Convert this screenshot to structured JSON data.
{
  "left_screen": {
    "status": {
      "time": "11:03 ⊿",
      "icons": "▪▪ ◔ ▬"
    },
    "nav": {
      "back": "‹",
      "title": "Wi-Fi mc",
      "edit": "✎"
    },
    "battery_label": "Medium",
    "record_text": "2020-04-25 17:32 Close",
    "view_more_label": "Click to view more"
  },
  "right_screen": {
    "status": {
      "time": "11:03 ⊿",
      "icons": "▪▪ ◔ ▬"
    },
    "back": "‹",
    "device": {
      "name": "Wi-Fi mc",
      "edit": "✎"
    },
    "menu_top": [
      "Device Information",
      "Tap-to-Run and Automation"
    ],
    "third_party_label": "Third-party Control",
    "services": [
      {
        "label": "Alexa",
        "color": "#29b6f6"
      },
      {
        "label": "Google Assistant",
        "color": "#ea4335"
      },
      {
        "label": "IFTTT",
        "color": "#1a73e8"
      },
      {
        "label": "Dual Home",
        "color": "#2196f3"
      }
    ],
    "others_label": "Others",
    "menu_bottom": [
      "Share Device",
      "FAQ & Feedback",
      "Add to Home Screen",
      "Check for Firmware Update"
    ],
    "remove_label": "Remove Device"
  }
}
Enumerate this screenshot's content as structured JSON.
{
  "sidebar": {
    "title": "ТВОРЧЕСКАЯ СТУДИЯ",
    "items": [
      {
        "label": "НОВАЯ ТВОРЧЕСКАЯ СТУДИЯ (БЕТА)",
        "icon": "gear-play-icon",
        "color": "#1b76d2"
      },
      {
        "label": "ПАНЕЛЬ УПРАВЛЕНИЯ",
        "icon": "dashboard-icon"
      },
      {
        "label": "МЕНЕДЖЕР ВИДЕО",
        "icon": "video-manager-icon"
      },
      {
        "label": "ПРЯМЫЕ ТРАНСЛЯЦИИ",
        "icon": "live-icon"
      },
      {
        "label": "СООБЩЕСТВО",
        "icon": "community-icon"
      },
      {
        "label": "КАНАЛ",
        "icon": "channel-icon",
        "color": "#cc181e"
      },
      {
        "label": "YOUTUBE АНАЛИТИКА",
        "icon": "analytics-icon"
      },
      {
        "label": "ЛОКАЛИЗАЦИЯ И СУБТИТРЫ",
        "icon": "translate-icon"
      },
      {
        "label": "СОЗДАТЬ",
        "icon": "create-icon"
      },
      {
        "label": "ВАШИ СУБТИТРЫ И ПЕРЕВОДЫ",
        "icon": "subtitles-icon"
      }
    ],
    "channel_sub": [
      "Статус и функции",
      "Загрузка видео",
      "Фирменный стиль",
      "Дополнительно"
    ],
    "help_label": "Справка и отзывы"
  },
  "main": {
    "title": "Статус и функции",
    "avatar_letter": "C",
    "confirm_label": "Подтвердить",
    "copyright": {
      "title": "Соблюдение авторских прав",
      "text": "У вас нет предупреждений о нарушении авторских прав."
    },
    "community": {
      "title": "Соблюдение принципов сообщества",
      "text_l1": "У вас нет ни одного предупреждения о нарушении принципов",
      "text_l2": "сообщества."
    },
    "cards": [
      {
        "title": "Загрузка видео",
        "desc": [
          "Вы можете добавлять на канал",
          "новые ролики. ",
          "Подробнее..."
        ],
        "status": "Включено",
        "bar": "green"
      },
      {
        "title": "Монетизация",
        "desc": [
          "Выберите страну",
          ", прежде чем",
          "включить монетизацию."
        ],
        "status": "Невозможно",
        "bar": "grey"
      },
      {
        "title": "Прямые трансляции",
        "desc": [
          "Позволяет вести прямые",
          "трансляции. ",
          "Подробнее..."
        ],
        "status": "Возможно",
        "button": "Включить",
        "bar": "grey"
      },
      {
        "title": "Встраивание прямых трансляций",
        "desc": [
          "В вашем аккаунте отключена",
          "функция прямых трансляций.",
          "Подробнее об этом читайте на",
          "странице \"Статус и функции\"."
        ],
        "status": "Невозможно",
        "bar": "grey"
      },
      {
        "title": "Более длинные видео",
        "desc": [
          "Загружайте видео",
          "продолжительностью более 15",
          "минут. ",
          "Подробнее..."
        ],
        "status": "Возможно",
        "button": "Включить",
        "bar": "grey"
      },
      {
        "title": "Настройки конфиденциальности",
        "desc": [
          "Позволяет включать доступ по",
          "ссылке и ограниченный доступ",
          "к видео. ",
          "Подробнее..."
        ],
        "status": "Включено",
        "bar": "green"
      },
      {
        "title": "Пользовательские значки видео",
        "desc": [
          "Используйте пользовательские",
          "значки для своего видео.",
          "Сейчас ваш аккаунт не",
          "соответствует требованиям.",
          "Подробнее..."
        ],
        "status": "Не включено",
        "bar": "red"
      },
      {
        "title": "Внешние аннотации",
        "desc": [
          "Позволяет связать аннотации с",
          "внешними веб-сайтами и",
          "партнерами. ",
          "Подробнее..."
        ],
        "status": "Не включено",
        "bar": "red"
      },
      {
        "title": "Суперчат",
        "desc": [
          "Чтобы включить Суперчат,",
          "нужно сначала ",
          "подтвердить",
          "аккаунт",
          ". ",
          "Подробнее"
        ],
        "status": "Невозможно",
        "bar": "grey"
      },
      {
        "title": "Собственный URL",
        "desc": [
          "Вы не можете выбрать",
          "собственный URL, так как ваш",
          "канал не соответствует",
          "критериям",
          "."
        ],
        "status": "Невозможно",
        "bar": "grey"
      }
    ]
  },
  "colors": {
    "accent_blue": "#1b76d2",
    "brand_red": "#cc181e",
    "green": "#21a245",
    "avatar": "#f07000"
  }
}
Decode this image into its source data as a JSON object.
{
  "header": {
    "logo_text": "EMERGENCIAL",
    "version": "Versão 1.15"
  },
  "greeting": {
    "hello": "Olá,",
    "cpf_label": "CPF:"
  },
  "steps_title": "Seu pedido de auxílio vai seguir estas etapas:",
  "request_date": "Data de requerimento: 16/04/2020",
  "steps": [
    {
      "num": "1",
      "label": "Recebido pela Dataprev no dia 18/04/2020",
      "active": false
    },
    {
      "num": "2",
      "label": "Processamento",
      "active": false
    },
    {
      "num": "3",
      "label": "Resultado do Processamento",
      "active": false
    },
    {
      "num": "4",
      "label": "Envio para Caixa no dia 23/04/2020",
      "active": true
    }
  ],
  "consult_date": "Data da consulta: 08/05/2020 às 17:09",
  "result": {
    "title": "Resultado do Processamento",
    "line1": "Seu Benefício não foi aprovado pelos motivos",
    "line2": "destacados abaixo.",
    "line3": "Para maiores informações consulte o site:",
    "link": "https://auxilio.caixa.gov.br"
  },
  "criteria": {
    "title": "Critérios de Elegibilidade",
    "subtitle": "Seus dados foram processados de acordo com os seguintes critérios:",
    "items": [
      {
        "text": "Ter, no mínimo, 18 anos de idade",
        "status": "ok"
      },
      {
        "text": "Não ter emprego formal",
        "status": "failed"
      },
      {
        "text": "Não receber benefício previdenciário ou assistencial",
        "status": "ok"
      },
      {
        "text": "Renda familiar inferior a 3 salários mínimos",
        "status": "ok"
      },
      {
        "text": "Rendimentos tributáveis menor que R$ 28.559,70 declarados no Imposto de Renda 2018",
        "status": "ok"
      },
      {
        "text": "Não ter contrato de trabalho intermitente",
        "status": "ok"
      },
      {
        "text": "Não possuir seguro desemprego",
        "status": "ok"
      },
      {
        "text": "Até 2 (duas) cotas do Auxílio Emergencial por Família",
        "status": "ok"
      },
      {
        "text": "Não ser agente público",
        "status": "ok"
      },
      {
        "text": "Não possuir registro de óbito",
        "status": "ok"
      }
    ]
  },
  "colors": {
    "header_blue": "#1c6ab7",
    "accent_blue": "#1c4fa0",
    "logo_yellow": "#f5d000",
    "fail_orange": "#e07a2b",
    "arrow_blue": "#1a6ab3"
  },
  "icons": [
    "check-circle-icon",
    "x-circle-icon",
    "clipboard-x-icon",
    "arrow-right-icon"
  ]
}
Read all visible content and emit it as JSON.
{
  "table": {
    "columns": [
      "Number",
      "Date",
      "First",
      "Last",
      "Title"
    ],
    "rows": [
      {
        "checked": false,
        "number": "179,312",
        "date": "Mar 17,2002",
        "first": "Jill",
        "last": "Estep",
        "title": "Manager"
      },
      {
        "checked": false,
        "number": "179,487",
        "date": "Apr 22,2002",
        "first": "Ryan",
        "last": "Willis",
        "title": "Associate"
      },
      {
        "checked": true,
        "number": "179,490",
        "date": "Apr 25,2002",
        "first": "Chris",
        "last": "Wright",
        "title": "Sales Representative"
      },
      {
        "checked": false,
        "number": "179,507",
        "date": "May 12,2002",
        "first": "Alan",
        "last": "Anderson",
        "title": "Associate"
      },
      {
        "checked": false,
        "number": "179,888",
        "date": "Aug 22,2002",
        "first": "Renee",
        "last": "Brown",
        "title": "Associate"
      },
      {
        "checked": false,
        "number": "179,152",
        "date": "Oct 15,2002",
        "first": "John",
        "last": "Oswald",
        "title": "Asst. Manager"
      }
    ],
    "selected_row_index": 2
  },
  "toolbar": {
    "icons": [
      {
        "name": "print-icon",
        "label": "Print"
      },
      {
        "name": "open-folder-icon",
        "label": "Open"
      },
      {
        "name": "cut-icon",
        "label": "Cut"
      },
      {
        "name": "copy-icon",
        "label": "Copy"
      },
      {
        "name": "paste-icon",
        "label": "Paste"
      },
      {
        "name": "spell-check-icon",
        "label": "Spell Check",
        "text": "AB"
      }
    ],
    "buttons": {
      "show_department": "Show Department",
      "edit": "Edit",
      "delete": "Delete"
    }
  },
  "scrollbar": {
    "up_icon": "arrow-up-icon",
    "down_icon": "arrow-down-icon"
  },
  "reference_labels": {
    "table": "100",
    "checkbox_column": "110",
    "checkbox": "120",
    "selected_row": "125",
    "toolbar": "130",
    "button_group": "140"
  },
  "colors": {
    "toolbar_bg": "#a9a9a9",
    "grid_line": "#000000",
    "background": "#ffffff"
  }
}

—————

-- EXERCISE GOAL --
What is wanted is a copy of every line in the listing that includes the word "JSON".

-- RESPONSE FOR THIS EXERCISE --
Convert this screenshot to structured JSON data.
Enumerate this screenshot's content as structured JSON.
Decode this image into its source data as a JSON object.
Read all visible content and emit it as JSON.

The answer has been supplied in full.